_Task to complete_
Report every line of the listing below in which the string "value" occurs.
════
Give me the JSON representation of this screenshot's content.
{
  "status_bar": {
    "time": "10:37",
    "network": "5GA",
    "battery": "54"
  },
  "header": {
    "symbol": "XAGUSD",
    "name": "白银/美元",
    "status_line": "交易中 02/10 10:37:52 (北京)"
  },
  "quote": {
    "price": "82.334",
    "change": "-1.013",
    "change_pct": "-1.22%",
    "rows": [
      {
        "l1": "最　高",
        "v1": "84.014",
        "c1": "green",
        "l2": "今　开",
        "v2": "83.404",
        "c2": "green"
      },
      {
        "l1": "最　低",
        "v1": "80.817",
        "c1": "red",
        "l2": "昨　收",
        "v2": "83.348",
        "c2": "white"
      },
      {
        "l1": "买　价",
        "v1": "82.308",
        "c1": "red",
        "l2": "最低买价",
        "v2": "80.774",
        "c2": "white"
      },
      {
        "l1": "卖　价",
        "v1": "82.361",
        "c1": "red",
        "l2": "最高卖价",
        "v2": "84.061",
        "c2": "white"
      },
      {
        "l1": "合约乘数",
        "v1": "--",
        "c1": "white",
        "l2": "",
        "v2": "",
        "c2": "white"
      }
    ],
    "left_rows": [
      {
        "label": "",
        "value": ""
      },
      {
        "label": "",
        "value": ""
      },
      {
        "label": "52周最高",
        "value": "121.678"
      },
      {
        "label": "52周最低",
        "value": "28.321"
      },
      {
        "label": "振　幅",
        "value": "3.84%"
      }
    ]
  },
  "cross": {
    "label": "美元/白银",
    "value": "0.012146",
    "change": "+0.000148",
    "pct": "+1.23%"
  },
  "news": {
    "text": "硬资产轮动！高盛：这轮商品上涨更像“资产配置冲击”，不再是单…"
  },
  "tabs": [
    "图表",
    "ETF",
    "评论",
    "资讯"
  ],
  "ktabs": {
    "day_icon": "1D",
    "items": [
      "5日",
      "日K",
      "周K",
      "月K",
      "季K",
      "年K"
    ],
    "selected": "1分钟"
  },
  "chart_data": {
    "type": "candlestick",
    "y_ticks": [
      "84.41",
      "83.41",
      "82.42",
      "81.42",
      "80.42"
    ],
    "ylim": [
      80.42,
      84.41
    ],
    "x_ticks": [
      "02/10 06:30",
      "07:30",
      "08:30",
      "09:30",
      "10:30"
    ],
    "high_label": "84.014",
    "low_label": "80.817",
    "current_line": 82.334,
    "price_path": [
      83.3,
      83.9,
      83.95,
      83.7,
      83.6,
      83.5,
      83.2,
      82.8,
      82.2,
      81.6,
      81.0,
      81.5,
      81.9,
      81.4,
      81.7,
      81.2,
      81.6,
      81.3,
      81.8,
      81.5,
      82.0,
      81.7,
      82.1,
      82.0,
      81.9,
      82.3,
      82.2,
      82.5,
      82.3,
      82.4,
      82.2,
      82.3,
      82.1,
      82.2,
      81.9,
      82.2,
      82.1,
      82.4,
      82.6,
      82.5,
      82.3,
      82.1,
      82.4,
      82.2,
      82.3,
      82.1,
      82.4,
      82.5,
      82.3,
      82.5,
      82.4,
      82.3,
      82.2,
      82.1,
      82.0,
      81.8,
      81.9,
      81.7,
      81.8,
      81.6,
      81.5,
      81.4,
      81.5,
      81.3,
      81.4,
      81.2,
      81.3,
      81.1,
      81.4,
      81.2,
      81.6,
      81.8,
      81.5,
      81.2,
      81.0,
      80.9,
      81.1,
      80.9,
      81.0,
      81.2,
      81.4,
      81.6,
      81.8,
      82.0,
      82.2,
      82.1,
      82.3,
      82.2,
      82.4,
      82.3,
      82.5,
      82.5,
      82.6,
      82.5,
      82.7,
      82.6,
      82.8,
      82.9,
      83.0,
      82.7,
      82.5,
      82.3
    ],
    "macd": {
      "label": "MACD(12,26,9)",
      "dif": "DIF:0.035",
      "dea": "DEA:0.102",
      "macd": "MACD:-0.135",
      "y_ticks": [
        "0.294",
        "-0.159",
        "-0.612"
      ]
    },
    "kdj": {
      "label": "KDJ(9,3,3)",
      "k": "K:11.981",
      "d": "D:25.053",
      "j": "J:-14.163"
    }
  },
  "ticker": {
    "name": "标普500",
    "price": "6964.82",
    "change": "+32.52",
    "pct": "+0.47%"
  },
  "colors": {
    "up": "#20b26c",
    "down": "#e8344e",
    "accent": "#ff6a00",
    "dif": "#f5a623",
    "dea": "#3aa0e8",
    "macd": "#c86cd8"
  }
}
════
_Answer section_
        "value": ""
        "value": ""
        "value": "121.678"
        "value": "28.321"
        "value": "3.84%"
    "value": "0.012146",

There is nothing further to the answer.